## Prompt
Write out the listing verbatim. No pictures belong in it.

## Records to process

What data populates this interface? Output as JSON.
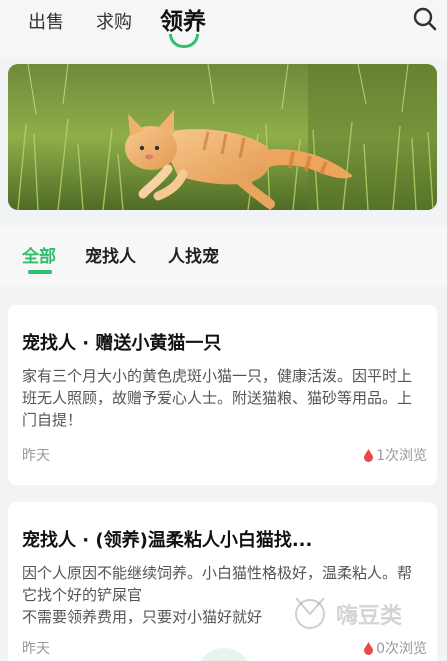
{
  "top_tabs": {
    "sell": "出售",
    "buy": "求购",
    "adopt": "领养"
  },
  "categories": {
    "all": "全部",
    "pet_finds_person": "宠找人",
    "person_finds_pet": "人找宠"
  },
  "colors": {
    "accent": "#2dbf6b",
    "view_icon": "#e84a4a"
  },
  "posts": [
    {
      "title": "宠找人 · 赠送小黄猫一只",
      "description": "家有三个月大小的黄色虎斑小猫一只，健康活泼。因平时上班无人照顾，故赠予爱心人士。附送猫粮、猫砂等用品。上门自提！",
      "date": "昨天",
      "views": "1次浏览"
    },
    {
      "title": "宠找人 · (领养)温柔粘人小白猫找...",
      "description_lines": [
        "因个人原因不能继续饲养。小白猫性格极好，温柔粘人。帮它找个好的铲屎官",
        "不需要领养费用，只要对小猫好就好"
      ],
      "date": "昨天",
      "views": "0次浏览"
    }
  ],
  "watermark": "嗨豆类"
}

## Response area
What data populates this interface? Output as JSON.
{
  "top_tabs": {
    "sell": "出售",
    "buy": "求购",
    "adopt": "领养"
  },
  "categories": {
    "all": "全部",
    "pet_finds_person": "宠找人",
    "person_finds_pet": "人找宠"
  },
  "colors": {
    "accent": "#2dbf6b",
    "view_icon": "#e84a4a"
  },
  "posts": [
    {
      "title": "宠找人 · 赠送小黄猫一只",
      "description": "家有三个月大小的黄色虎斑小猫一只，健康活泼。因平时上班无人照顾，故赠予爱心人士。附送猫粮、猫砂等用品。上门自提！",
      "date": "昨天",
      "views": "1次浏览"
    },
    {
      "title": "宠找人 · (领养)温柔粘人小白猫找...",
      "description_lines": [
        "因个人原因不能继续饲养。小白猫性格极好，温柔粘人。帮它找个好的铲屎官",
        "不需要领养费用，只要对小猫好就好"
      ],
      "date": "昨天",
      "views": "0次浏览"
    }
  ],
  "watermark": "嗨豆类"
}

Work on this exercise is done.